Theatrical and director’s cut:
1980 Special Edition:
What was it in the water in 1977 that directors of classic sci-fi movies couldn’t leave well enough alone? Long before George Lucas had turned the words “Han Shot First” into a fanboy battle cry, Steven Spielberg had already done a major facelift on his landmark UFO film. When Close Encounters was in production, Spielberg was aiming for a summer, 1978, release. Columbia Pictures, on the verge of bankruptcy, forced him to finish the movie for the fall of 1977, leaving unfilmed several of what he thought were key scenes.
After Close Encounters was established as a hit, Spielberg went back to Columbia and asked for something rather unprecedented at the time: money to shoot the unfinished scenes and re-cut the picture. The studio agreed on one condition: Spielberg had to include a scene inside the alien mothership. Reluctantly, he agreed, giving birth to Close Encounters of the Third Kind: The Special Edition in 1980. The director was never happy with the mothership scene and the fans of the film generally agreed with him. So, in 1998 Spielberg recut the film again, keeping most of what was added in 1980, restoring a few scenes taken out for the so-called Special Edition and, most importantly, deleting the hated mothership scene. This Director’s Cut has been the one available on DVD since 2001.

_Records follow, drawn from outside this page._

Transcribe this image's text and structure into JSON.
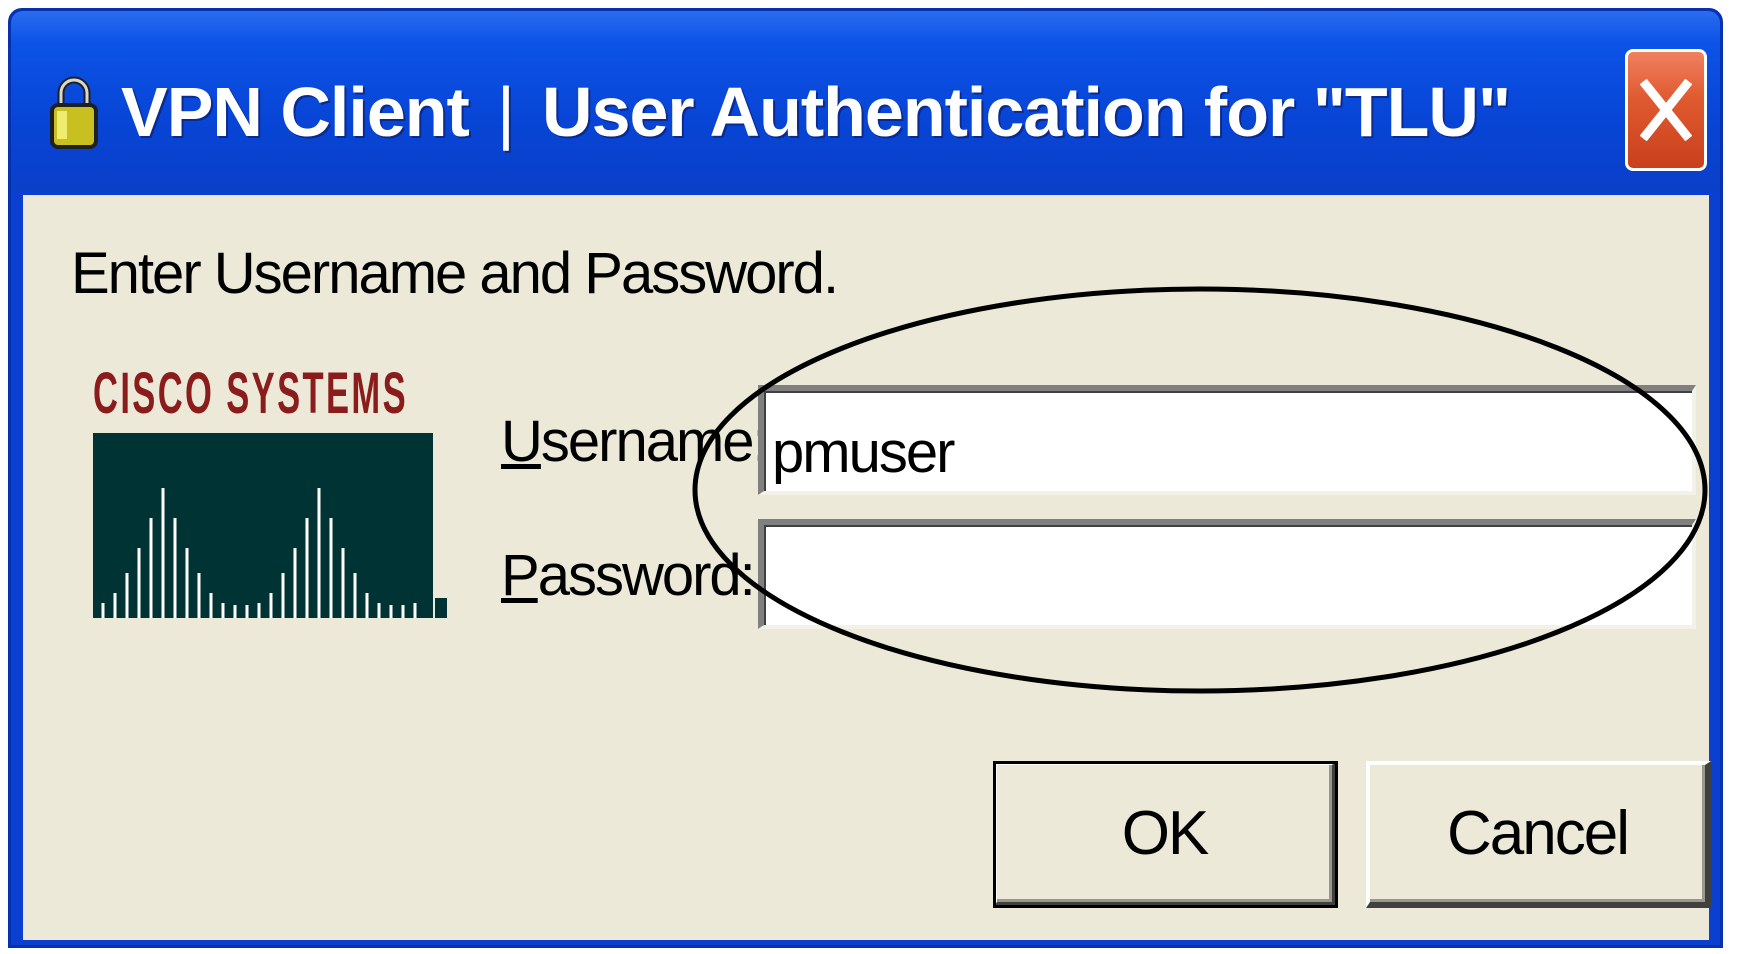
{
  "window": {
    "app_name": "VPN Client",
    "separator": "|",
    "dialog_title": "User Authentication for \"TLU\"",
    "close_symbol": "×"
  },
  "dialog": {
    "prompt": "Enter Username and Password.",
    "logo_text": "Cisco Systems",
    "username": {
      "label_accel": "U",
      "label_rest": "sername:",
      "value": "pmuser"
    },
    "password": {
      "label_accel": "P",
      "label_rest": "assword:",
      "value": ""
    },
    "ok_label": "OK",
    "cancel_label": "Cancel"
  },
  "colors": {
    "titlebar": "#0a47d8",
    "client_bg": "#ece9d8",
    "logo_red": "#8a1c1c",
    "logo_green": "#003030",
    "close_red": "#d8502a"
  }
}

Call me old school, but I think he should have left well enough alone. When he was shooting Jaws, the non-functioning mechanical shark forced Spielberg to resort to sleight of hand and keep the titular man-eater off-screen for most of the film, vastly improving the final result. Similarly, Columbia’s corporate dysfunction compelled the director to make difficult creative decisions under trying conditions and his creative instincts served him well.
The additional material provided by the later re-edits do little to further illuminate what has already been established by what there in 1977. The scene in which they find a large ship deposited mysteriously in the middle of the Gobi Desert is impressive, no doubt, but it does not tell us anything that the opening scene involving the missing bombers has not already illustrated. Neither do the additional scenes of Roy Neary’s (Richard Dreyfuss) personal life unraveling serve any purpose not already fulfilled by what we already had.

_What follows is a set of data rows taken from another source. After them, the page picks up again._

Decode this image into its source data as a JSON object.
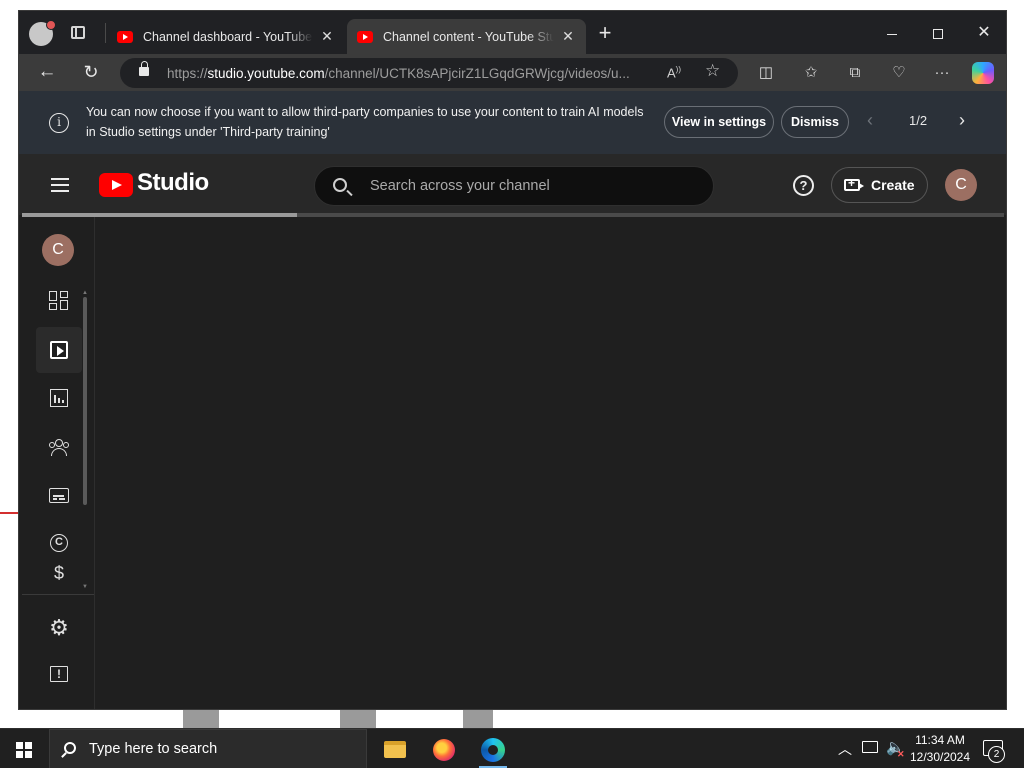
{
  "browser": {
    "tabs": [
      {
        "title": "Channel dashboard - YouTube Studio",
        "active": false
      },
      {
        "title": "Channel content - YouTube Studio",
        "active": true
      }
    ],
    "url_prefix": "https://",
    "url_host": "studio.youtube.com",
    "url_path": "/channel/UCTK8sAPjcirZ1LGqdGRWjcg/videos/u...",
    "icons": {
      "reader": "read-aloud-icon",
      "favorite": "star-icon",
      "toolbar": [
        "split-screen-icon",
        "favorites-icon",
        "collections-icon",
        "browser-essentials-icon",
        "more-icon",
        "copilot-icon"
      ]
    }
  },
  "banner": {
    "message": "You can now choose if you want to allow third-party companies to use your content to train AI models in Studio settings under 'Third-party training'",
    "view_label": "View in settings",
    "dismiss_label": "Dismiss",
    "pager": "1/2"
  },
  "studio": {
    "brand": "Studio",
    "search_placeholder": "Search across your channel",
    "create_label": "Create",
    "avatar_initial": "C",
    "progress": 0.28,
    "sidebar": [
      {
        "name": "dashboard",
        "icon": "dashboard-icon",
        "selected": false
      },
      {
        "name": "content",
        "icon": "content-icon",
        "selected": true
      },
      {
        "name": "analytics",
        "icon": "analytics-icon",
        "selected": false
      },
      {
        "name": "community",
        "icon": "community-icon",
        "selected": false
      },
      {
        "name": "subtitles",
        "icon": "subtitles-icon",
        "selected": false
      },
      {
        "name": "copyright",
        "icon": "copyright-icon",
        "selected": false
      },
      {
        "name": "earn",
        "icon": "earn-icon",
        "selected": false
      }
    ],
    "sidebar_bottom": [
      {
        "name": "settings",
        "icon": "gear-icon"
      },
      {
        "name": "send-feedback",
        "icon": "feedback-icon"
      }
    ],
    "colors": {
      "accent": "#ff0000",
      "background": "#1f1f1f",
      "topbar": "#282828",
      "banner": "#2b3139"
    }
  },
  "taskbar": {
    "search_text": "Type here to search",
    "apps": [
      "file-explorer-icon",
      "firefox-icon",
      "edge-icon"
    ],
    "time": "11:34 AM",
    "date": "12/30/2024",
    "notifications": "2"
  }
}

Furthermore, scenes missing from the 1980 and 1998 cuts, specifically those showing Roy reporting to work to deal with a UFO-induced electrical crisis, are sorely missed. They served to put the situation in clearer perspective and make Roy losing his job more meaningful. Also, the line I quote here, probably one of the best lines of dialog in the Spielberg canon, appears only the original cut.
That’s not to say that the alternations completely ruined Close Encounters. The film is a genuine classic and certainly strong enough to survive Spielberg’s tinkering, but my opinion is that the original is still superior to its later forms.

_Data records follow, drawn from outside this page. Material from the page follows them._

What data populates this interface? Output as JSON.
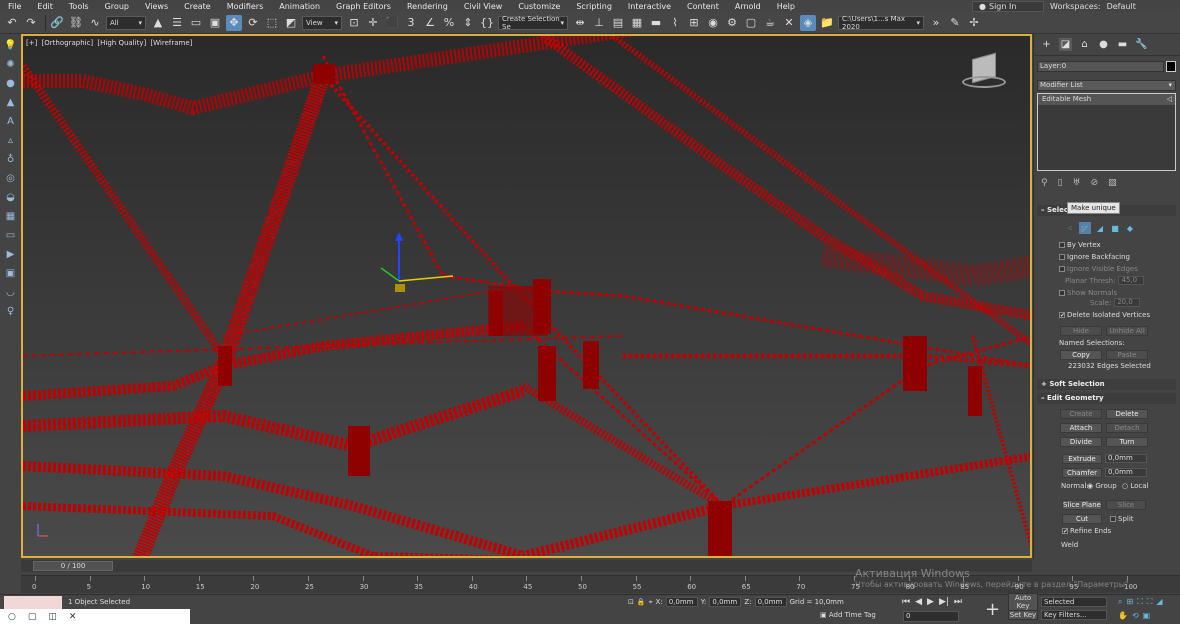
{
  "menu": [
    "File",
    "Edit",
    "Tools",
    "Group",
    "Views",
    "Create",
    "Modifiers",
    "Animation",
    "Graph Editors",
    "Rendering",
    "Civil View",
    "Customize",
    "Scripting",
    "Interactive",
    "Content",
    "Arnold",
    "Help"
  ],
  "signin": "Sign In",
  "workspaces_label": "Workspaces:",
  "workspaces_value": "Default",
  "toolbar": {
    "filter_select": "All",
    "view_select": "View",
    "create_selection": "Create Selection Se",
    "path": "C:\\Users\\1...s Max 2020"
  },
  "viewport": {
    "label_plus": "[+]",
    "label_ortho": "[Orthographic]",
    "label_quality": "[High Quality]",
    "label_shading": "[Wireframe]"
  },
  "panel": {
    "layer": "Layer:0",
    "modifier_list": "Modifier List",
    "stack_item": "Editable Mesh",
    "tooltip": "Make unique",
    "selection_head": "Selection",
    "by_vertex": "By Vertex",
    "ignore_backfacing": "Ignore Backfacing",
    "ignore_visible_edges": "Ignore Visible Edges",
    "planar_thresh": "Planar Thresh:",
    "planar_value": "45,0",
    "show_normals": "Show Normals",
    "scale_label": "Scale:",
    "scale_value": "20,0",
    "delete_isolated": "Delete Isolated Vertices",
    "hide": "Hide",
    "unhide_all": "Unhide All",
    "named_selections": "Named Selections:",
    "copy": "Copy",
    "paste": "Paste",
    "selected_count": "223032 Edges Selected",
    "soft_selection": "Soft Selection",
    "edit_geometry": "Edit Geometry",
    "create": "Create",
    "delete": "Delete",
    "attach": "Attach",
    "detach": "Detach",
    "divide": "Divide",
    "turn": "Turn",
    "extrude": "Extrude",
    "extrude_value": "0,0mm",
    "chamfer": "Chamfer",
    "chamfer_value": "0,0mm",
    "normal_label": "Normal:",
    "group": "Group",
    "local": "Local",
    "slice_plane": "Slice Plane",
    "slice": "Slice",
    "cut": "Cut",
    "split": "Split",
    "refine_ends": "Refine Ends",
    "weld": "Weld"
  },
  "timeline": {
    "slider": "0 / 100",
    "ticks": [
      "0",
      "5",
      "10",
      "15",
      "20",
      "25",
      "30",
      "35",
      "40",
      "45",
      "50",
      "55",
      "60",
      "65",
      "70",
      "75",
      "80",
      "85",
      "90",
      "95",
      "100"
    ]
  },
  "status": {
    "objects": "1 Object Selected",
    "x_label": "X:",
    "x_value": "0,0mm",
    "y_label": "Y:",
    "y_value": "0,0mm",
    "z_label": "Z:",
    "z_value": "0,0mm",
    "grid": "Grid = 10,0mm",
    "add_time_tag": "Add Time Tag",
    "frame": "0",
    "auto_key": "Auto Key",
    "selected": "Selected",
    "set_key": "Set Key",
    "key_filters": "Key Filters..."
  },
  "watermark": {
    "title": "Активация Windows",
    "subtitle": "Чтобы активировать Windows, перейдите в раздел \"Параметры\"."
  },
  "colors": {
    "viewport_border": "#d9b13c",
    "wireframe": "#c00000",
    "accent": "#5a8bbd"
  }
}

Richard Dreyfuss has rarely been better as the average family man whose personal life is torn apart by events beyond his understanding. Teri Garr is also excellent as the wife and mother whose love for her husband can’t survive her fear of what’s happening to him. Melinda Dillon brings an earthy sweetness as the single mother whose world is turned upside down when the aliens abduct her 3-year-old son (played by an angelic Cary Guffey).
The real casting coup, of course, was legendary French New Wave filmmaker François Truffaut as Lacombe, the leader of a research team investigating the sudden rash of UFO sightings. He puts a human, optimistic face on what is otherwise a faceless government cover-up in the classic X-Files vein.
And that is where Close Encounters separates itself from and rises above other “flying saucer” movies and other cinematic depictions of extra-terrestrial life. Typically, movie aliens fall into two broad categories: threat or savior. In other words, the little green men are either here to kill us or they represent some sort of juvenile wish fulfillment that are here to solve all of humanity’s problems. The aliens in Close Encounters are here to inspire a childlike sense of wonder and it is that perfectly realized sense of wonder that made this film a classic. E.T. may have garnered the greater share of the box office but artistically it still exists in the shadow of its spiritual ancestor.